WORKING DATA section start
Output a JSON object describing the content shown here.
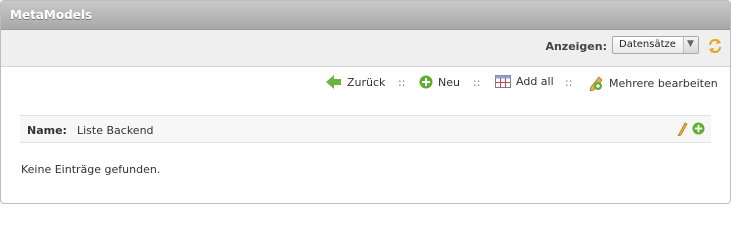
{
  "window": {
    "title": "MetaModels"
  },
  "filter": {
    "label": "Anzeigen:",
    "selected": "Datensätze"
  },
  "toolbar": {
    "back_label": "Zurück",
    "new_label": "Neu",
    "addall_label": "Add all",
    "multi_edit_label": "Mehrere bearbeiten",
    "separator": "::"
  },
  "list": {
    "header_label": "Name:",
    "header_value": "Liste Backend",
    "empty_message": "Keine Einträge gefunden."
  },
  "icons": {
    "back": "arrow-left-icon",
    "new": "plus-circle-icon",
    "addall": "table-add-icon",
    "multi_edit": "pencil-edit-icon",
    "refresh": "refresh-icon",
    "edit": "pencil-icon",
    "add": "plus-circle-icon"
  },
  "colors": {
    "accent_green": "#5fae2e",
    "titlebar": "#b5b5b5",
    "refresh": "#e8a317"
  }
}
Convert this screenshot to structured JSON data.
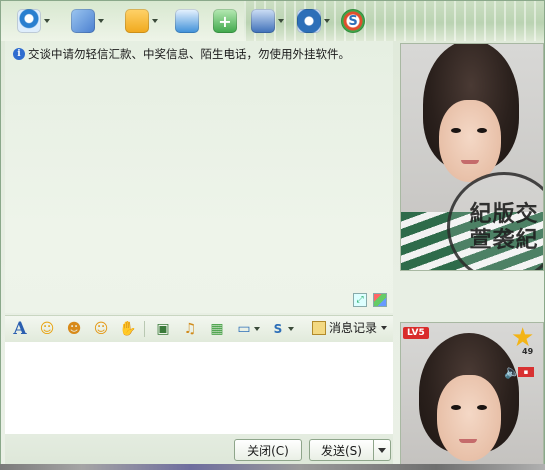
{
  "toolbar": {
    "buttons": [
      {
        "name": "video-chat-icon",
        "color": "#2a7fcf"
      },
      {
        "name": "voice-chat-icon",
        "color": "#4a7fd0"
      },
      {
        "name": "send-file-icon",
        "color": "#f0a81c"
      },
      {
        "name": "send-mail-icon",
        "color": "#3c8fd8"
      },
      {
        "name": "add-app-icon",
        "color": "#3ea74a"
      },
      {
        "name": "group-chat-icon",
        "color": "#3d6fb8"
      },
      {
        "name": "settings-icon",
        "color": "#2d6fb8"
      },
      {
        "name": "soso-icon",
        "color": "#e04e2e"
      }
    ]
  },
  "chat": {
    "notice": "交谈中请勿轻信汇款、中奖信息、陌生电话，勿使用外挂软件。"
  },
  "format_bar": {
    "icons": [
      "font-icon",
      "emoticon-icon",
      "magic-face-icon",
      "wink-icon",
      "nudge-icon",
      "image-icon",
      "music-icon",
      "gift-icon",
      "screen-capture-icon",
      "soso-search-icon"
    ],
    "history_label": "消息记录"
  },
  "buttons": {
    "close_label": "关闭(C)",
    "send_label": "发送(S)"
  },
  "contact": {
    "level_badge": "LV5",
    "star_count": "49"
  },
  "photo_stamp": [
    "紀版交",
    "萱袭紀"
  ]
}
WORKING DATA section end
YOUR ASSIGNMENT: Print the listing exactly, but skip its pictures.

WRITTEN REPLY:
Output a JSON object describing the content shown here.
{
  "window": {
    "title": "MetaModels"
  },
  "filter": {
    "label": "Anzeigen:",
    "selected": "Datensätze"
  },
  "toolbar": {
    "back_label": "Zurück",
    "new_label": "Neu",
    "addall_label": "Add all",
    "multi_edit_label": "Mehrere bearbeiten",
    "separator": "::"
  },
  "list": {
    "header_label": "Name:",
    "header_value": "Liste Backend",
    "empty_message": "Keine Einträge gefunden."
  },
  "icons": {
    "back": "arrow-left-icon",
    "new": "plus-circle-icon",
    "addall": "table-add-icon",
    "multi_edit": "pencil-edit-icon",
    "refresh": "refresh-icon",
    "edit": "pencil-icon",
    "add": "plus-circle-icon"
  },
  "colors": {
    "accent_green": "#5fae2e",
    "titlebar": "#b5b5b5",
    "refresh": "#e8a317"
  }
}
Convert this screenshot to structured JSON data.
{
  "toolbar": {
    "buttons": [
      {
        "name": "video-chat-icon",
        "color": "#2a7fcf"
      },
      {
        "name": "voice-chat-icon",
        "color": "#4a7fd0"
      },
      {
        "name": "send-file-icon",
        "color": "#f0a81c"
      },
      {
        "name": "send-mail-icon",
        "color": "#3c8fd8"
      },
      {
        "name": "add-app-icon",
        "color": "#3ea74a"
      },
      {
        "name": "group-chat-icon",
        "color": "#3d6fb8"
      },
      {
        "name": "settings-icon",
        "color": "#2d6fb8"
      },
      {
        "name": "soso-icon",
        "color": "#e04e2e"
      }
    ]
  },
  "chat": {
    "notice": "交谈中请勿轻信汇款、中奖信息、陌生电话，勿使用外挂软件。"
  },
  "format_bar": {
    "icons": [
      "font-icon",
      "emoticon-icon",
      "magic-face-icon",
      "wink-icon",
      "nudge-icon",
      "image-icon",
      "music-icon",
      "gift-icon",
      "screen-capture-icon",
      "soso-search-icon"
    ],
    "history_label": "消息记录"
  },
  "buttons": {
    "close_label": "关闭(C)",
    "send_label": "发送(S)"
  },
  "contact": {
    "level_badge": "LV5",
    "star_count": "49"
  },
  "photo_stamp": [
    "紀版交",
    "萱袭紀"
  ]
}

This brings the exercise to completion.